Although expressing no doubt that the Osman test had been correctly applied in the House of Lords, Judge Garlicki was troubled by the process of application in 2012 of a test established on the facts of the case considered in 1998. The judge observed that the Convention is a “living instrument” and that the Osman test should be applied in light of present day conditions.  As the judge observed, “that is why I am not convinced that the Chamber was correct to base its finding of no violation on the observation that “the risk factors in the present case cannot be said to have been greater than those in Osman in which no violation of Article 2 was found”. The judge indicated that “a conclusion adopted in 2012 must be based on an updated analysis of the positive obligations and not on a mechanical application of the Osman test in its fixed version”. 
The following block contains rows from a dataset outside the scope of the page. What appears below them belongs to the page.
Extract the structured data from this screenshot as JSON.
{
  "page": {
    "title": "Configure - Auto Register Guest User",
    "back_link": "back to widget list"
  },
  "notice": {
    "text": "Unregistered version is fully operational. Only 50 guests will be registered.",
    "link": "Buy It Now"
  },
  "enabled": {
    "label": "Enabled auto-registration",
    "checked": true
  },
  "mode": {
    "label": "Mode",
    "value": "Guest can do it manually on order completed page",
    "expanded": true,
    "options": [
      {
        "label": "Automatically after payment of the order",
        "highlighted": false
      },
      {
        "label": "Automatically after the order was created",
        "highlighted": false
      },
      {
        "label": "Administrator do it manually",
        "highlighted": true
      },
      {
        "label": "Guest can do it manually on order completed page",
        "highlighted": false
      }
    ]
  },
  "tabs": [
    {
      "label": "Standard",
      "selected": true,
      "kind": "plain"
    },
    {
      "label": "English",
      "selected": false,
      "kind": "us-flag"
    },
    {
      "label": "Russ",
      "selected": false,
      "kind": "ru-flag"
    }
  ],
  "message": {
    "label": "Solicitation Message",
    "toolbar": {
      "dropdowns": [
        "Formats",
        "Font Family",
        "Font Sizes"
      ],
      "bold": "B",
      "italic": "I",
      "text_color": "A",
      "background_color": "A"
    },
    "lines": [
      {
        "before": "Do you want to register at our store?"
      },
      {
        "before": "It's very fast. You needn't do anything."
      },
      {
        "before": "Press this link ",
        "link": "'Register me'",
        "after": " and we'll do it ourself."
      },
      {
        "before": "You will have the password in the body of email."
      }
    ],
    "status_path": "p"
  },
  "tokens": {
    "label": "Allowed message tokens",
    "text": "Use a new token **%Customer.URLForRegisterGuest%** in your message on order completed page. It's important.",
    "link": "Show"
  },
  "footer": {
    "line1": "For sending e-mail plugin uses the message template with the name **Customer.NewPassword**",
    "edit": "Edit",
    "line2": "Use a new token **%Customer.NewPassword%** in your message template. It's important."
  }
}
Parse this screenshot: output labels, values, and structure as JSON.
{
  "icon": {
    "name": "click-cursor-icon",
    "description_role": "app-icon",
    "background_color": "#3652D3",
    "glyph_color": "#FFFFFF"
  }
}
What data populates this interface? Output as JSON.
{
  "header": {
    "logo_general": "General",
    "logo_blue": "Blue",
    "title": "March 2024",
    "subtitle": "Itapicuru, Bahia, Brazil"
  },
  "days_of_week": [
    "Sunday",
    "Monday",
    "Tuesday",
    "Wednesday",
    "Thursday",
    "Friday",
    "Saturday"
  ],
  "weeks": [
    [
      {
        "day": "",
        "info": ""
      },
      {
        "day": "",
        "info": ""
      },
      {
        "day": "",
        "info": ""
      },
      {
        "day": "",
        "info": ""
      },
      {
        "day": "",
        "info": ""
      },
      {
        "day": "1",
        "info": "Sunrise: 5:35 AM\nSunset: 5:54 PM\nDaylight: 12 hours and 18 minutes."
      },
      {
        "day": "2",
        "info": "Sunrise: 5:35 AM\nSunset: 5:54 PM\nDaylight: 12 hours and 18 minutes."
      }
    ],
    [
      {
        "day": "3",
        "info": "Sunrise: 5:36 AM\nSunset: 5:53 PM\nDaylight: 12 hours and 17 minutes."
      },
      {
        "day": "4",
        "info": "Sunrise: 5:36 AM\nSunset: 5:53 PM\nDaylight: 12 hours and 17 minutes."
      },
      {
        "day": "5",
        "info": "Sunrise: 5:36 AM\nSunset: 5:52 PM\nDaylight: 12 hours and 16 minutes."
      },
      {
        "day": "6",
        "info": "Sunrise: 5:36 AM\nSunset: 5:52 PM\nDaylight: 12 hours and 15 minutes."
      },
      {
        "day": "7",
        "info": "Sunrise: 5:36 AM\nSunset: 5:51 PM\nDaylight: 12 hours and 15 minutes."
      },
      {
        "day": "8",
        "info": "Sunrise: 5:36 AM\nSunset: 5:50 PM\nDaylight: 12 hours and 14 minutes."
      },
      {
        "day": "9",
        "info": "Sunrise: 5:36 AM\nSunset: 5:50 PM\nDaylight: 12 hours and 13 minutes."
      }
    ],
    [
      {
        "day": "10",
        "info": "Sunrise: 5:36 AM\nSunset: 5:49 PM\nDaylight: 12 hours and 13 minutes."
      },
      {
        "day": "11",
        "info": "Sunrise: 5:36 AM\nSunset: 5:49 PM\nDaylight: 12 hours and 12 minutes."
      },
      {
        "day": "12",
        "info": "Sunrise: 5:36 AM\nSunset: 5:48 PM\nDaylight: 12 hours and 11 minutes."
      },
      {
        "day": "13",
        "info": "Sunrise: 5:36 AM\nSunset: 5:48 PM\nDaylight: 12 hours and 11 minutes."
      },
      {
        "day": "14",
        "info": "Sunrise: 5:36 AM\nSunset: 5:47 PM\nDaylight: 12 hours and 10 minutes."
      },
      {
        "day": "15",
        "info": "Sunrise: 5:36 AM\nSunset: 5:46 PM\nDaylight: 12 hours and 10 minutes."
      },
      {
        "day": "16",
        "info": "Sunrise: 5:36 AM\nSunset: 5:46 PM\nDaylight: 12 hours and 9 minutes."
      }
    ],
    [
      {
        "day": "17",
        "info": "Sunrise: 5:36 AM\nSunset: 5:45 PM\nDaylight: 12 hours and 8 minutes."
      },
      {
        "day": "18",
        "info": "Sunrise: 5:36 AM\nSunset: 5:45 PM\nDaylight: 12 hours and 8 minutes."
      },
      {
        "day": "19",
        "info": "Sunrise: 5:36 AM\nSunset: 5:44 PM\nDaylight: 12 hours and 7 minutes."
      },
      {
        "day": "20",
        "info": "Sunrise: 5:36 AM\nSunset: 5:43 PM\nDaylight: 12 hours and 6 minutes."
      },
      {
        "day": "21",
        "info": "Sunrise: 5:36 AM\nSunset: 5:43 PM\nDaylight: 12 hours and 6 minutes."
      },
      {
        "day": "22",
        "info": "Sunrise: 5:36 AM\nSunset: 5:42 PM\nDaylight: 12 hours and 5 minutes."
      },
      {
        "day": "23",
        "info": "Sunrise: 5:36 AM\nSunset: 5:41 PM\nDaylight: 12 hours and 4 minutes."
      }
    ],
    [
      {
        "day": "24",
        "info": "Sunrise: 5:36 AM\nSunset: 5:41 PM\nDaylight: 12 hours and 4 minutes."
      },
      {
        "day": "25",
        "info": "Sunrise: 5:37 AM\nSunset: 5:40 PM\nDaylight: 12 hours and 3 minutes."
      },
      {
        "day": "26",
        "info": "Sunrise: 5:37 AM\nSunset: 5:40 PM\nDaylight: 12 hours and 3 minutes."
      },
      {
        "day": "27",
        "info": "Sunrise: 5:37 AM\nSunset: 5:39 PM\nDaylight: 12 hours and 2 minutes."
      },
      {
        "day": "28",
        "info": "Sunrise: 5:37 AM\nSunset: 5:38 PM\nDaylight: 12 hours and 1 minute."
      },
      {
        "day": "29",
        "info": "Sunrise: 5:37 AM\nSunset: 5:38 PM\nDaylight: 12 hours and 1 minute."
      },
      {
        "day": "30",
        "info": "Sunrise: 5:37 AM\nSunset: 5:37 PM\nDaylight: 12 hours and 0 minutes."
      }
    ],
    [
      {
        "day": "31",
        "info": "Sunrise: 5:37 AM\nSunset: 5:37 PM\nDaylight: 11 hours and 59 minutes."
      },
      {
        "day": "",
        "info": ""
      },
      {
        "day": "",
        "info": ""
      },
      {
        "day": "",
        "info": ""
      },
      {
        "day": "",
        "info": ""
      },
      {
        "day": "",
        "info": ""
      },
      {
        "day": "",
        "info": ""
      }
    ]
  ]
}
Judge Vucinic also noted his considerable hesitation in finding no violation in this case.  He observed that a review of the case law since Osman suggested that the European Court has not yet been called on to examine the protection of witnesses from the standpoint of Article 2. Although not wishing to give the impression that the current case was a suitable one for that review, nor that “every witness in criminal proceedings should be given constant police protection”, the judge indicated that “sooner or later the court will have to come to grips with this key issue ….”   

The European Court door has certainly been left open for further challenges in this troublesome area.

For further information about Weightmans or to discuss any of the issues in this update please contact Nick Peel at Weightmans on 0151 242 9453 or nick.peel@weightmans.com